*WORK INSTRUCTION*
Would you copy the records exactly, leaving the pictures out?

*RECORDS PROVIDED*
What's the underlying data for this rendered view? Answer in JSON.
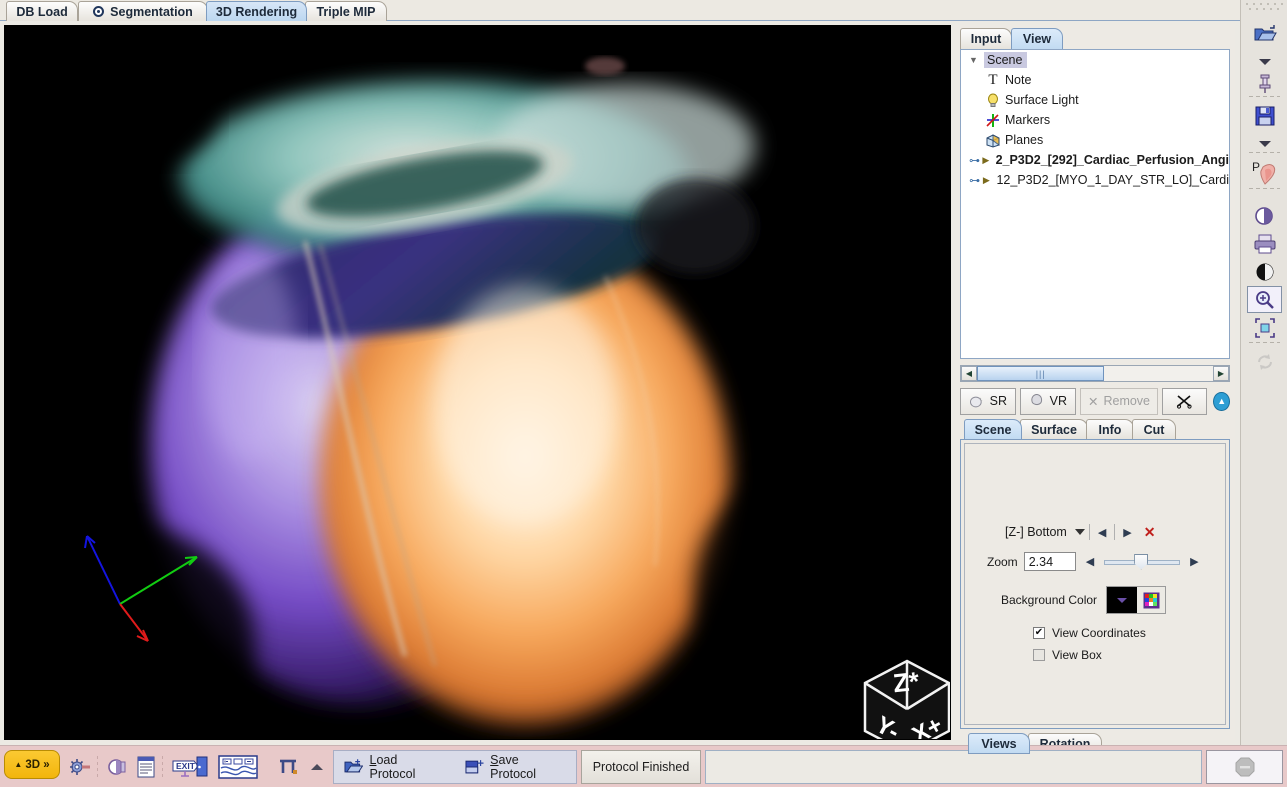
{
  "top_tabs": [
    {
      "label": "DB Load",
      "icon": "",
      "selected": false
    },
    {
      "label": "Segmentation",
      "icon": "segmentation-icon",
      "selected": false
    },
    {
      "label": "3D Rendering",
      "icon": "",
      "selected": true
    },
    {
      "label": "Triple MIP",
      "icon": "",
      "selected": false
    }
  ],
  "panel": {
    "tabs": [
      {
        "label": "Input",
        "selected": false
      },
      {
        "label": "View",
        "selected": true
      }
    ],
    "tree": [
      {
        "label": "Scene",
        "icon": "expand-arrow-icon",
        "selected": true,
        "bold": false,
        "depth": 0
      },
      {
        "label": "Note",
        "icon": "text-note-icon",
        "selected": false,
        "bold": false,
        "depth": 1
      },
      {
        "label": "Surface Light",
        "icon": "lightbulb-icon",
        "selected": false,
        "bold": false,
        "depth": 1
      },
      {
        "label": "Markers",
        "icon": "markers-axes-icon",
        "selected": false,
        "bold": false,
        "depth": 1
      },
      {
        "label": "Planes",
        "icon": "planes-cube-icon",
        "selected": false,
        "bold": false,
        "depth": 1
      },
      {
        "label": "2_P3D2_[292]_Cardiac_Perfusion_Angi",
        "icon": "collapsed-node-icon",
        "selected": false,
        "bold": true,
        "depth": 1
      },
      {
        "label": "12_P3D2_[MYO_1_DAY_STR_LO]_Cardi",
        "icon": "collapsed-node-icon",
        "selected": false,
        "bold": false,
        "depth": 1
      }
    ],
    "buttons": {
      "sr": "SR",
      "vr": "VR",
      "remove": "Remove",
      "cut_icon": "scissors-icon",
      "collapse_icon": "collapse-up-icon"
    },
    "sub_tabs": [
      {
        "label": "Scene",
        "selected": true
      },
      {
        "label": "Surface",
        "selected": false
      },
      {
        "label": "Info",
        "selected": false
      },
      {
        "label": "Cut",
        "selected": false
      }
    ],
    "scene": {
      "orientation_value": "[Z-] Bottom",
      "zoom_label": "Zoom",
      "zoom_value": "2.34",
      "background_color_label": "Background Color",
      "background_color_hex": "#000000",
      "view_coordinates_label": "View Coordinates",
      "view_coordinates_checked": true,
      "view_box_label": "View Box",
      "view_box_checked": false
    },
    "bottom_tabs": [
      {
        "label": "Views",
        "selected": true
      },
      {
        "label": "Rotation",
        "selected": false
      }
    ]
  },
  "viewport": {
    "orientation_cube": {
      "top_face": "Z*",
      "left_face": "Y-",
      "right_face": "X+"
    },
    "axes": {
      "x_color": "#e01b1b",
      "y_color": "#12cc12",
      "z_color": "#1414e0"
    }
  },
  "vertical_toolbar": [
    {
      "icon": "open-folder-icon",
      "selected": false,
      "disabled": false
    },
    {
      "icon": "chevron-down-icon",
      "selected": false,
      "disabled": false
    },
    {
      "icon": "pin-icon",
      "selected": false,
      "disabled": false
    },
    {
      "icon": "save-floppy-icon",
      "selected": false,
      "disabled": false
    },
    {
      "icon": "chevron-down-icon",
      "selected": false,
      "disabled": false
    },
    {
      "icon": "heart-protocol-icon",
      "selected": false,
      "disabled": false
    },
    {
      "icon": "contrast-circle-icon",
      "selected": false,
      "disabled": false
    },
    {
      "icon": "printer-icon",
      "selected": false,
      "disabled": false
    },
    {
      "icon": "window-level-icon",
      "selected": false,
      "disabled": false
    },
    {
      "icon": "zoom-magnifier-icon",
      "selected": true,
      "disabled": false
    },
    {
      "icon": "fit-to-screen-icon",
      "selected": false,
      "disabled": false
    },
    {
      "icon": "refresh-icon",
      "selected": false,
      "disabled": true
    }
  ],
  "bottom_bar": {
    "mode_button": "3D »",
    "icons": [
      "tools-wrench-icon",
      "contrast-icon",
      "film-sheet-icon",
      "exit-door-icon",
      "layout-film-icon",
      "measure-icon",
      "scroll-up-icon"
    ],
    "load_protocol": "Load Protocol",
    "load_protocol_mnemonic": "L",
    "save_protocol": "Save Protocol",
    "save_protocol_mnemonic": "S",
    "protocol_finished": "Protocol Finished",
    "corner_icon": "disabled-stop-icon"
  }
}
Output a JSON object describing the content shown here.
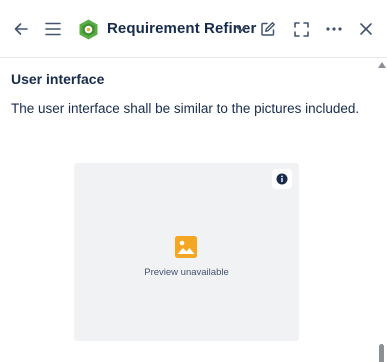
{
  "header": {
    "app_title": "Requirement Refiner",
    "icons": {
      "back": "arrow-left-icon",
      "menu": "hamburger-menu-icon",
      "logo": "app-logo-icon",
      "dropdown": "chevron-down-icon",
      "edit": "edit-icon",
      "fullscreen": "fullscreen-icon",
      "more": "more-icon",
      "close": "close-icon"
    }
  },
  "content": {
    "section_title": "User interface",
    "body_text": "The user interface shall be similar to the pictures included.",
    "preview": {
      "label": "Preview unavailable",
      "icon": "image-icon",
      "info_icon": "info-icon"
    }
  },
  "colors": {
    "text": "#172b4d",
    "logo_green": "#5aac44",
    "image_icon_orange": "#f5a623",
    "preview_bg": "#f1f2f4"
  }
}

*EXERCISE RESPONSE*
What's the underlying data for this rendered view? Answer in JSON.
{
  "top_tabs": [
    {
      "label": "DB Load",
      "icon": "",
      "selected": false
    },
    {
      "label": "Segmentation",
      "icon": "segmentation-icon",
      "selected": false
    },
    {
      "label": "3D Rendering",
      "icon": "",
      "selected": true
    },
    {
      "label": "Triple MIP",
      "icon": "",
      "selected": false
    }
  ],
  "panel": {
    "tabs": [
      {
        "label": "Input",
        "selected": false
      },
      {
        "label": "View",
        "selected": true
      }
    ],
    "tree": [
      {
        "label": "Scene",
        "icon": "expand-arrow-icon",
        "selected": true,
        "bold": false,
        "depth": 0
      },
      {
        "label": "Note",
        "icon": "text-note-icon",
        "selected": false,
        "bold": false,
        "depth": 1
      },
      {
        "label": "Surface Light",
        "icon": "lightbulb-icon",
        "selected": false,
        "bold": false,
        "depth": 1
      },
      {
        "label": "Markers",
        "icon": "markers-axes-icon",
        "selected": false,
        "bold": false,
        "depth": 1
      },
      {
        "label": "Planes",
        "icon": "planes-cube-icon",
        "selected": false,
        "bold": false,
        "depth": 1
      },
      {
        "label": "2_P3D2_[292]_Cardiac_Perfusion_Angi",
        "icon": "collapsed-node-icon",
        "selected": false,
        "bold": true,
        "depth": 1
      },
      {
        "label": "12_P3D2_[MYO_1_DAY_STR_LO]_Cardi",
        "icon": "collapsed-node-icon",
        "selected": false,
        "bold": false,
        "depth": 1
      }
    ],
    "buttons": {
      "sr": "SR",
      "vr": "VR",
      "remove": "Remove",
      "cut_icon": "scissors-icon",
      "collapse_icon": "collapse-up-icon"
    },
    "sub_tabs": [
      {
        "label": "Scene",
        "selected": true
      },
      {
        "label": "Surface",
        "selected": false
      },
      {
        "label": "Info",
        "selected": false
      },
      {
        "label": "Cut",
        "selected": false
      }
    ],
    "scene": {
      "orientation_value": "[Z-] Bottom",
      "zoom_label": "Zoom",
      "zoom_value": "2.34",
      "background_color_label": "Background Color",
      "background_color_hex": "#000000",
      "view_coordinates_label": "View Coordinates",
      "view_coordinates_checked": true,
      "view_box_label": "View Box",
      "view_box_checked": false
    },
    "bottom_tabs": [
      {
        "label": "Views",
        "selected": true
      },
      {
        "label": "Rotation",
        "selected": false
      }
    ]
  },
  "viewport": {
    "orientation_cube": {
      "top_face": "Z*",
      "left_face": "Y-",
      "right_face": "X+"
    },
    "axes": {
      "x_color": "#e01b1b",
      "y_color": "#12cc12",
      "z_color": "#1414e0"
    }
  },
  "vertical_toolbar": [
    {
      "icon": "open-folder-icon",
      "selected": false,
      "disabled": false
    },
    {
      "icon": "chevron-down-icon",
      "selected": false,
      "disabled": false
    },
    {
      "icon": "pin-icon",
      "selected": false,
      "disabled": false
    },
    {
      "icon": "save-floppy-icon",
      "selected": false,
      "disabled": false
    },
    {
      "icon": "chevron-down-icon",
      "selected": false,
      "disabled": false
    },
    {
      "icon": "heart-protocol-icon",
      "selected": false,
      "disabled": false
    },
    {
      "icon": "contrast-circle-icon",
      "selected": false,
      "disabled": false
    },
    {
      "icon": "printer-icon",
      "selected": false,
      "disabled": false
    },
    {
      "icon": "window-level-icon",
      "selected": false,
      "disabled": false
    },
    {
      "icon": "zoom-magnifier-icon",
      "selected": true,
      "disabled": false
    },
    {
      "icon": "fit-to-screen-icon",
      "selected": false,
      "disabled": false
    },
    {
      "icon": "refresh-icon",
      "selected": false,
      "disabled": true
    }
  ],
  "bottom_bar": {
    "mode_button": "3D »",
    "icons": [
      "tools-wrench-icon",
      "contrast-icon",
      "film-sheet-icon",
      "exit-door-icon",
      "layout-film-icon",
      "measure-icon",
      "scroll-up-icon"
    ],
    "load_protocol": "Load Protocol",
    "load_protocol_mnemonic": "L",
    "save_protocol": "Save Protocol",
    "save_protocol_mnemonic": "S",
    "protocol_finished": "Protocol Finished",
    "corner_icon": "disabled-stop-icon"
  }
}
Output a JSON object describing the content shown here.
{
  "header": {
    "app_title": "Requirement Refiner",
    "icons": {
      "back": "arrow-left-icon",
      "menu": "hamburger-menu-icon",
      "logo": "app-logo-icon",
      "dropdown": "chevron-down-icon",
      "edit": "edit-icon",
      "fullscreen": "fullscreen-icon",
      "more": "more-icon",
      "close": "close-icon"
    }
  },
  "content": {
    "section_title": "User interface",
    "body_text": "The user interface shall be similar to the pictures included.",
    "preview": {
      "label": "Preview unavailable",
      "icon": "image-icon",
      "info_icon": "info-icon"
    }
  },
  "colors": {
    "text": "#172b4d",
    "logo_green": "#5aac44",
    "image_icon_orange": "#f5a623",
    "preview_bg": "#f1f2f4"
  }
}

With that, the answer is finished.